Items from an interface collection
§ §

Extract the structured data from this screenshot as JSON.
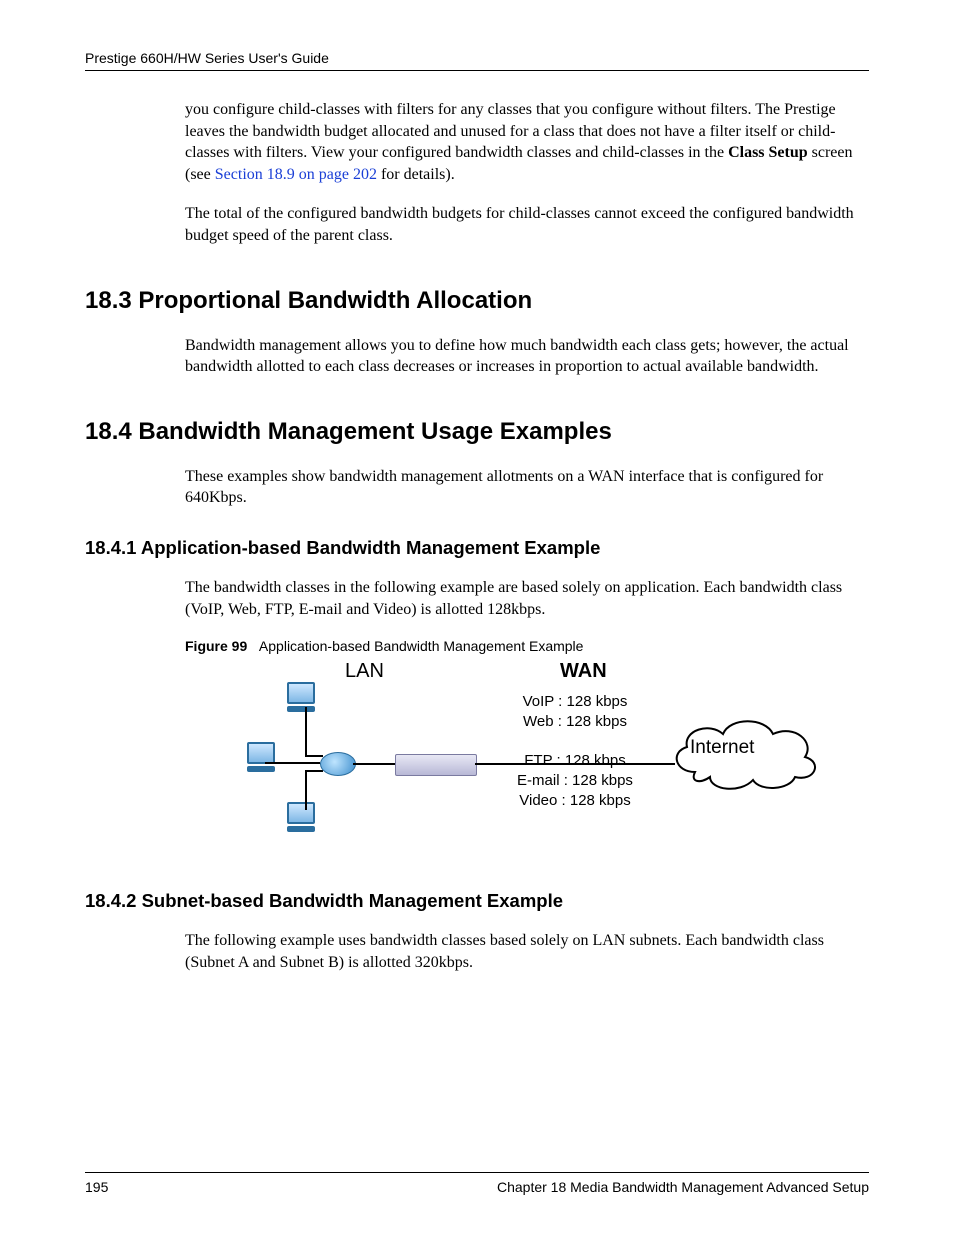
{
  "header": {
    "title": "Prestige 660H/HW Series User's Guide"
  },
  "intro": {
    "para1_a": "you configure child-classes with filters for any classes that you configure without filters. The Prestige leaves the bandwidth budget allocated and unused for a class that does not have a filter itself or child-classes with filters. View your configured bandwidth classes and child-classes in the ",
    "para1_bold": "Class Setup",
    "para1_b": " screen (see ",
    "para1_link": "Section 18.9 on page 202",
    "para1_c": " for details).",
    "para2": "The total of the configured bandwidth budgets for child-classes cannot exceed the configured bandwidth budget speed of the parent class."
  },
  "section_18_3": {
    "heading": "18.3  Proportional Bandwidth Allocation",
    "para": "Bandwidth management allows you to define how much bandwidth each class gets; however, the actual bandwidth allotted to each class decreases or increases in proportion to actual available bandwidth."
  },
  "section_18_4": {
    "heading": "18.4  Bandwidth Management Usage Examples",
    "para": "These examples show bandwidth management allotments on a WAN interface that is configured for 640Kbps."
  },
  "section_18_4_1": {
    "heading": "18.4.1  Application-based Bandwidth Management Example",
    "para": "The bandwidth classes in the following example are based solely on application. Each bandwidth class (VoIP, Web, FTP, E-mail and Video) is allotted 128kbps.",
    "figure_number": "Figure 99",
    "figure_title": "Application-based Bandwidth Management Example"
  },
  "diagram": {
    "lan": "LAN",
    "wan": "WAN",
    "internet": "Internet",
    "bw1": "VoIP : 128 kbps",
    "bw2": "Web : 128 kbps",
    "bw3": "FTP : 128 kbps",
    "bw4": "E-mail :  128 kbps",
    "bw5": "Video :  128 kbps"
  },
  "section_18_4_2": {
    "heading": "18.4.2  Subnet-based Bandwidth Management Example",
    "para": "The following example uses bandwidth classes based solely on LAN subnets. Each bandwidth class (Subnet A and Subnet B) is allotted 320kbps."
  },
  "footer": {
    "page": "195",
    "chapter": "Chapter 18 Media Bandwidth Management Advanced Setup"
  }
}
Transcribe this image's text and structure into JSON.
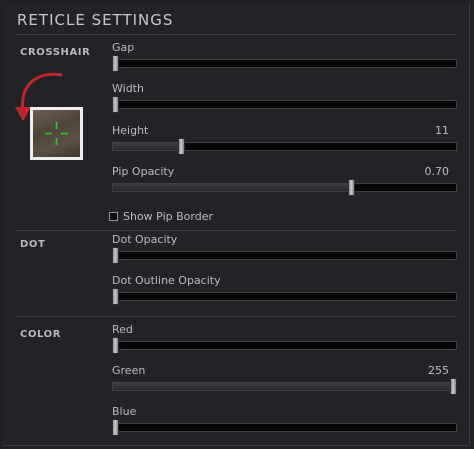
{
  "title": "RETICLE SETTINGS",
  "colors": {
    "annotation_arrow": "#c0272d",
    "crosshair_preview": "#2bd02b"
  },
  "sections": {
    "crosshair": {
      "label": "CROSSHAIR",
      "sliders": [
        {
          "label": "Gap",
          "value": "",
          "position": 0.0
        },
        {
          "label": "Width",
          "value": "",
          "position": 0.0
        },
        {
          "label": "Height",
          "value": "11",
          "position": 0.2
        },
        {
          "label": "Pip Opacity",
          "value": "0.70",
          "position": 0.7
        }
      ],
      "checkbox": {
        "label": "Show Pip Border",
        "checked": false
      }
    },
    "dot": {
      "label": "DOT",
      "sliders": [
        {
          "label": "Dot Opacity",
          "value": "",
          "position": 0.0
        },
        {
          "label": "Dot Outline Opacity",
          "value": "",
          "position": 0.0
        }
      ]
    },
    "color": {
      "label": "COLOR",
      "sliders": [
        {
          "label": "Red",
          "value": "",
          "position": 0.0
        },
        {
          "label": "Green",
          "value": "255",
          "position": 1.0
        },
        {
          "label": "Blue",
          "value": "",
          "position": 0.0
        }
      ]
    }
  }
}
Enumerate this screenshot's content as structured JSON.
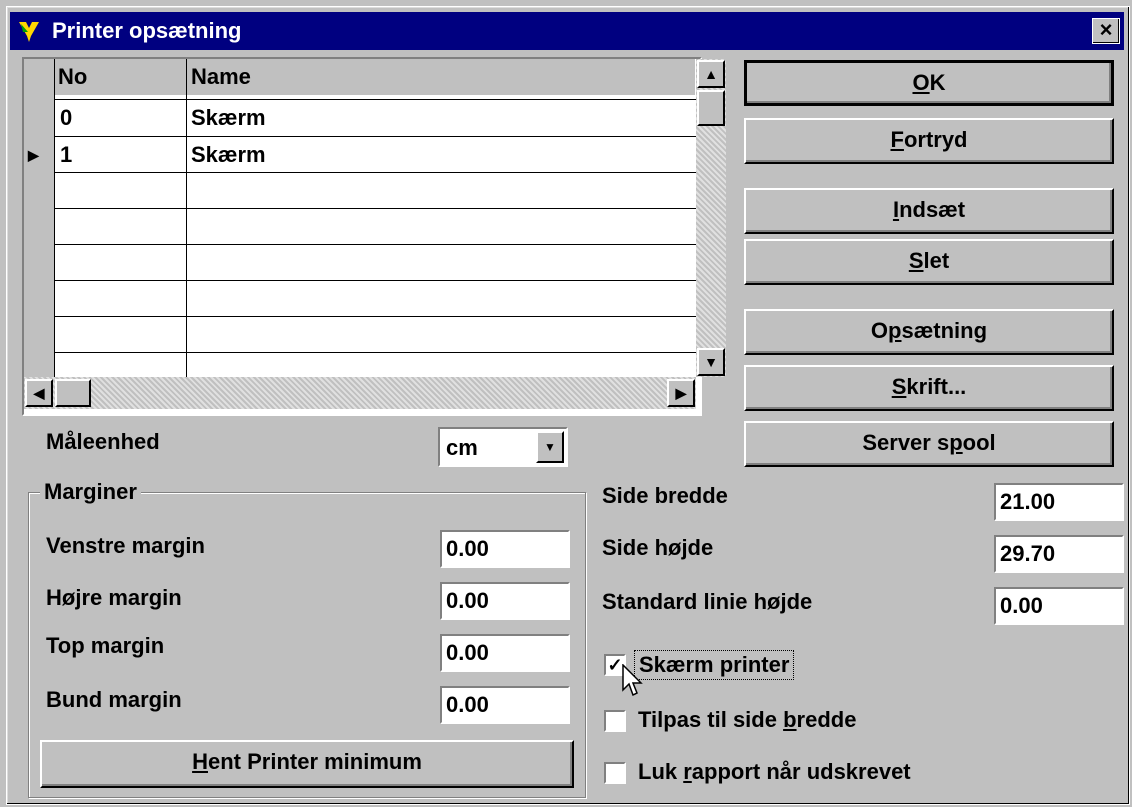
{
  "window": {
    "title": "Printer opsætning",
    "close_glyph": "×"
  },
  "grid": {
    "columns": [
      "No",
      "Name"
    ],
    "rows": [
      {
        "no": "0",
        "name": "Skærm"
      },
      {
        "no": "1",
        "name": "Skærm"
      }
    ],
    "current_row_marker": "▶"
  },
  "buttons": {
    "ok": {
      "key": "O",
      "rest": "K"
    },
    "fortryd": {
      "key": "F",
      "rest": "ortryd"
    },
    "indsaet": {
      "key": "I",
      "rest": "ndsæt"
    },
    "slet": {
      "key": "S",
      "rest": "let"
    },
    "opsaetning": {
      "pre": "O",
      "key": "p",
      "rest": "sætning"
    },
    "skrift": {
      "key": "S",
      "rest": "krift..."
    },
    "server_spool": {
      "pre": "Server s",
      "key": "p",
      "rest": "ool"
    },
    "hent": {
      "key": "H",
      "rest": "ent Printer minimum"
    }
  },
  "units": {
    "label": "Måleenhed",
    "value": "cm"
  },
  "margins": {
    "group_label": "Marginer",
    "venstre": {
      "label": "Venstre margin",
      "value": "0.00"
    },
    "hojre": {
      "label": "Højre margin",
      "value": "0.00"
    },
    "top": {
      "label": "Top margin",
      "value": "0.00"
    },
    "bund": {
      "label": "Bund margin",
      "value": "0.00"
    }
  },
  "page": {
    "bredde": {
      "label": "Side bredde",
      "value": "21.00"
    },
    "hojde": {
      "label": "Side højde",
      "value": "29.70"
    },
    "linie": {
      "label": "Standard linie højde",
      "value": "0.00"
    }
  },
  "options": {
    "skaerm_printer": {
      "label": "Skærm printer",
      "checked": true,
      "check_glyph": "✓"
    },
    "tilpas": {
      "pre": "Tilpas til side ",
      "key": "b",
      "rest": "redde",
      "checked": false
    },
    "luk": {
      "pre": "Luk ",
      "key": "r",
      "rest": "apport når udskrevet",
      "checked": false
    }
  },
  "scroll": {
    "up": "▲",
    "down": "▼",
    "left": "◀",
    "right": "▶"
  }
}
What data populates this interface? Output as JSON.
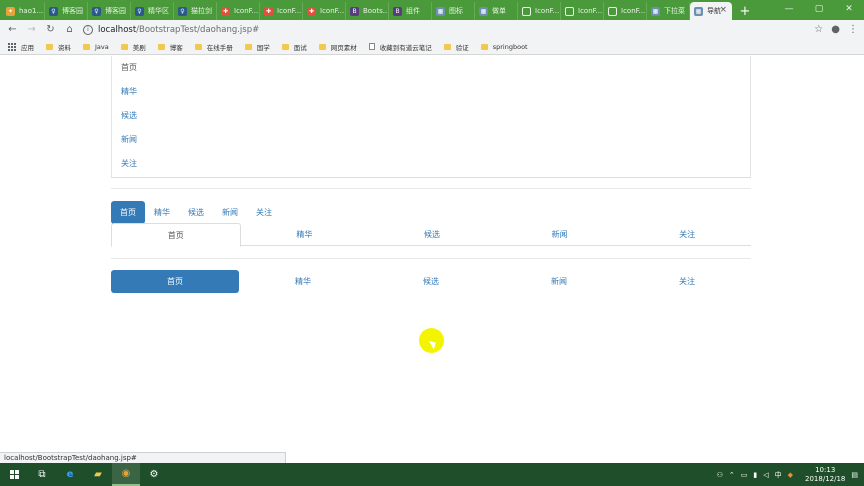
{
  "browser": {
    "tabs": [
      {
        "title": "hao1...",
        "icon": "leaf-icon"
      },
      {
        "title": "博客园",
        "icon": "blog-icon"
      },
      {
        "title": "博客园",
        "icon": "blog-icon"
      },
      {
        "title": "精华区",
        "icon": "blog-icon"
      },
      {
        "title": "猫拉剑",
        "icon": "blog-icon"
      },
      {
        "title": "IconF...",
        "icon": "iconfont-icon"
      },
      {
        "title": "IconF...",
        "icon": "iconfont-icon"
      },
      {
        "title": "IconF...",
        "icon": "iconfont-icon"
      },
      {
        "title": "Boots...",
        "icon": "bootstrap-icon"
      },
      {
        "title": "组件",
        "icon": "bootstrap-icon"
      },
      {
        "title": "图标",
        "icon": "image-icon"
      },
      {
        "title": "做单",
        "icon": "image-icon"
      },
      {
        "title": "IconF...",
        "icon": "doc-icon"
      },
      {
        "title": "IconF...",
        "icon": "doc-icon"
      },
      {
        "title": "IconF...",
        "icon": "doc-icon"
      },
      {
        "title": "下拉菜",
        "icon": "image-icon"
      },
      {
        "title": "导航",
        "icon": "image-icon"
      }
    ],
    "active_tab_index": 16,
    "url_host": "localhost",
    "url_path": "/BootstrapTest/daohang.jsp#"
  },
  "bookmarks": [
    {
      "label": "应用",
      "type": "apps"
    },
    {
      "label": "资料",
      "type": "folder"
    },
    {
      "label": "Java",
      "type": "folder"
    },
    {
      "label": "美剧",
      "type": "folder"
    },
    {
      "label": "博客",
      "type": "folder"
    },
    {
      "label": "在线手册",
      "type": "folder"
    },
    {
      "label": "国学",
      "type": "folder"
    },
    {
      "label": "面试",
      "type": "folder"
    },
    {
      "label": "网页素材",
      "type": "folder"
    },
    {
      "label": "收藏到有道云笔记",
      "type": "doc"
    },
    {
      "label": "验证",
      "type": "folder"
    },
    {
      "label": "springboot",
      "type": "folder"
    }
  ],
  "nav": {
    "items": [
      "首页",
      "精华",
      "候选",
      "新闻",
      "关注"
    ],
    "active_index": 0
  },
  "status_url": "localhost/BootstrapTest/daohang.jsp#",
  "taskbar": {
    "time": "10:13",
    "date": "2018/12/18",
    "ime": "中"
  },
  "colors": {
    "primary": "#337ab7",
    "tabstrip": "#4a9a3c",
    "taskbar": "#1f4f2a"
  }
}
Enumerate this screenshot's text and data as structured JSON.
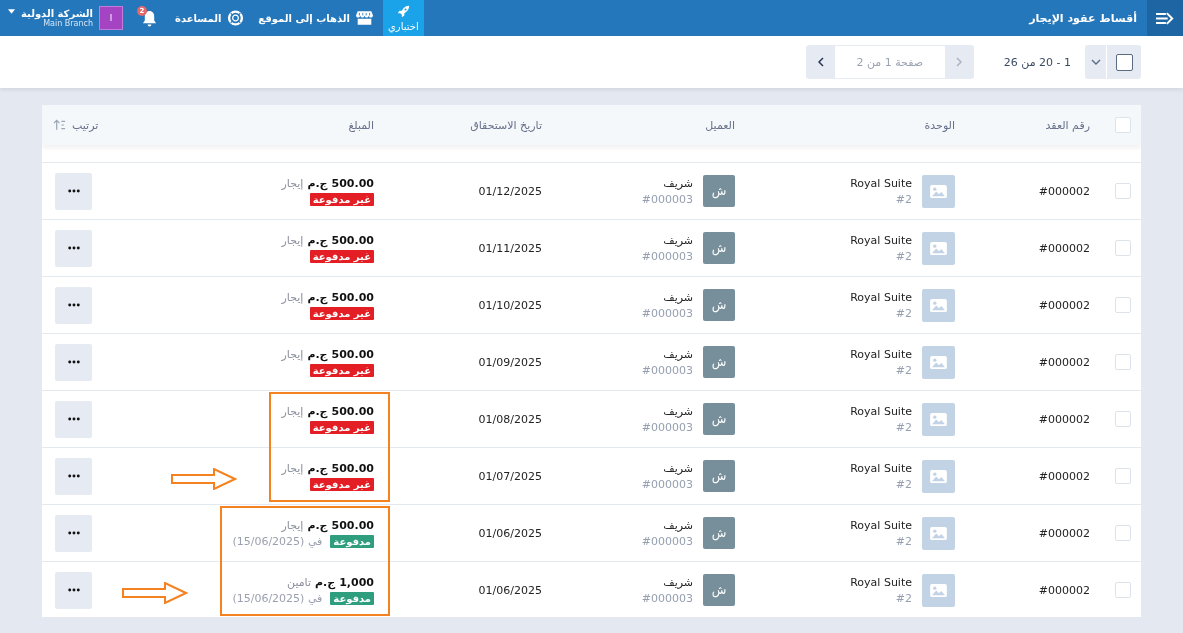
{
  "topbar": {
    "title": "أقساط عقود الإيجار",
    "items": [
      {
        "kind": "tile",
        "label": "اختباري"
      },
      {
        "kind": "site",
        "label": "الذهاب إلى الموقع"
      },
      {
        "kind": "help",
        "label": "المساعدة"
      },
      {
        "kind": "bell",
        "badge": "2"
      }
    ],
    "account": {
      "avatar": "ا",
      "name": "الشركة الدولية",
      "branch": "Main Branch"
    }
  },
  "toolbar": {
    "select_all_checked": false,
    "range": "1 - 20 من 26",
    "page_placeholder": "صفحة 1 من 2",
    "prev_disabled": true,
    "next_disabled": false
  },
  "table": {
    "header_checked": false,
    "columns": [
      "رقم العقد",
      "الوحدة",
      "العميل",
      "تاريخ الاستحقاق",
      "المبلغ",
      "ترتيب"
    ],
    "rows": [
      {
        "checked": false,
        "contract": "#000002",
        "unit": "Royal Suite",
        "unit_no": "#2",
        "avatar": "ش",
        "client": "شريف",
        "client_no": "#000003",
        "due": "01/12/2025",
        "amount": "500.00",
        "currency": "ج.م",
        "type": "إيجار",
        "paid": false,
        "status": "غير مدفوعة"
      },
      {
        "checked": false,
        "contract": "#000002",
        "unit": "Royal Suite",
        "unit_no": "#2",
        "avatar": "ش",
        "client": "شريف",
        "client_no": "#000003",
        "due": "01/11/2025",
        "amount": "500.00",
        "currency": "ج.م",
        "type": "إيجار",
        "paid": false,
        "status": "غير مدفوعة"
      },
      {
        "checked": false,
        "contract": "#000002",
        "unit": "Royal Suite",
        "unit_no": "#2",
        "avatar": "ش",
        "client": "شريف",
        "client_no": "#000003",
        "due": "01/10/2025",
        "amount": "500.00",
        "currency": "ج.م",
        "type": "إيجار",
        "paid": false,
        "status": "غير مدفوعة"
      },
      {
        "checked": false,
        "contract": "#000002",
        "unit": "Royal Suite",
        "unit_no": "#2",
        "avatar": "ش",
        "client": "شريف",
        "client_no": "#000003",
        "due": "01/09/2025",
        "amount": "500.00",
        "currency": "ج.م",
        "type": "إيجار",
        "paid": false,
        "status": "غير مدفوعة"
      },
      {
        "checked": false,
        "contract": "#000002",
        "unit": "Royal Suite",
        "unit_no": "#2",
        "avatar": "ش",
        "client": "شريف",
        "client_no": "#000003",
        "due": "01/08/2025",
        "amount": "500.00",
        "currency": "ج.م",
        "type": "إيجار",
        "paid": false,
        "status": "غير مدفوعة",
        "frame_top": true
      },
      {
        "checked": false,
        "contract": "#000002",
        "unit": "Royal Suite",
        "unit_no": "#2",
        "avatar": "ش",
        "client": "شريف",
        "client_no": "#000003",
        "due": "01/07/2025",
        "amount": "500.00",
        "currency": "ج.م",
        "type": "إيجار",
        "paid": false,
        "status": "غير مدفوعة",
        "frame_bottom": true,
        "arrow": true
      },
      {
        "checked": false,
        "contract": "#000002",
        "unit": "Royal Suite",
        "unit_no": "#2",
        "avatar": "ش",
        "client": "شريف",
        "client_no": "#000003",
        "due": "01/06/2025",
        "amount": "500.00",
        "currency": "ج.م",
        "type": "إيجار",
        "paid": true,
        "status": "مدفوعة",
        "paid_on": "في (15/06/2025)",
        "frame_top": true
      },
      {
        "checked": false,
        "contract": "#000002",
        "unit": "Royal Suite",
        "unit_no": "#2",
        "avatar": "ش",
        "client": "شريف",
        "client_no": "#000003",
        "due": "01/06/2025",
        "amount": "1,000",
        "currency": "ج.م",
        "type": "تامين",
        "paid": true,
        "status": "مدفوعة",
        "paid_on": "في (15/06/2025)",
        "frame_bottom": true,
        "arrow": true
      }
    ]
  }
}
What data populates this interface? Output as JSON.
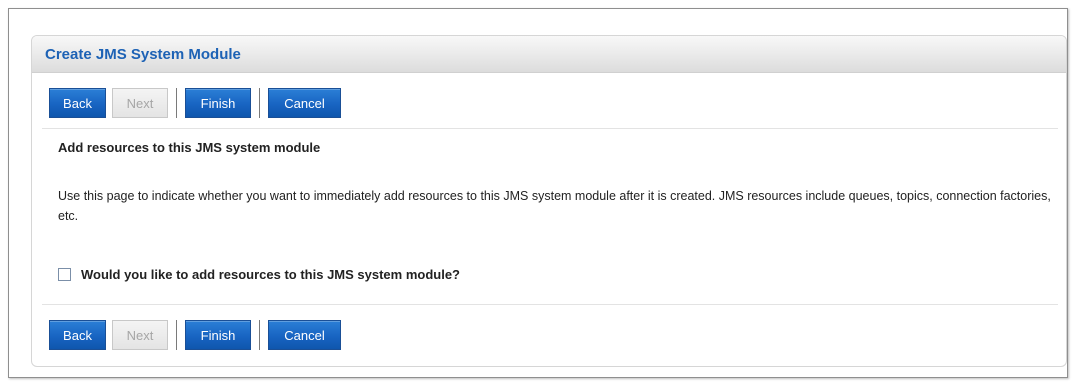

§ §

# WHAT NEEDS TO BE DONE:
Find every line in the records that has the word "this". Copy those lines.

# SOLVED EXERCISE:
Extract the structured data from this screenshot as JSON.
Transcribe this image's text and structure into JSON.
Enumerate this screenshot's content as structured JSON.
What data populates this interface? Output as JSON.
Enumerate this screenshot's text and data as structured JSON.
What data populates this interface? Output as JSON.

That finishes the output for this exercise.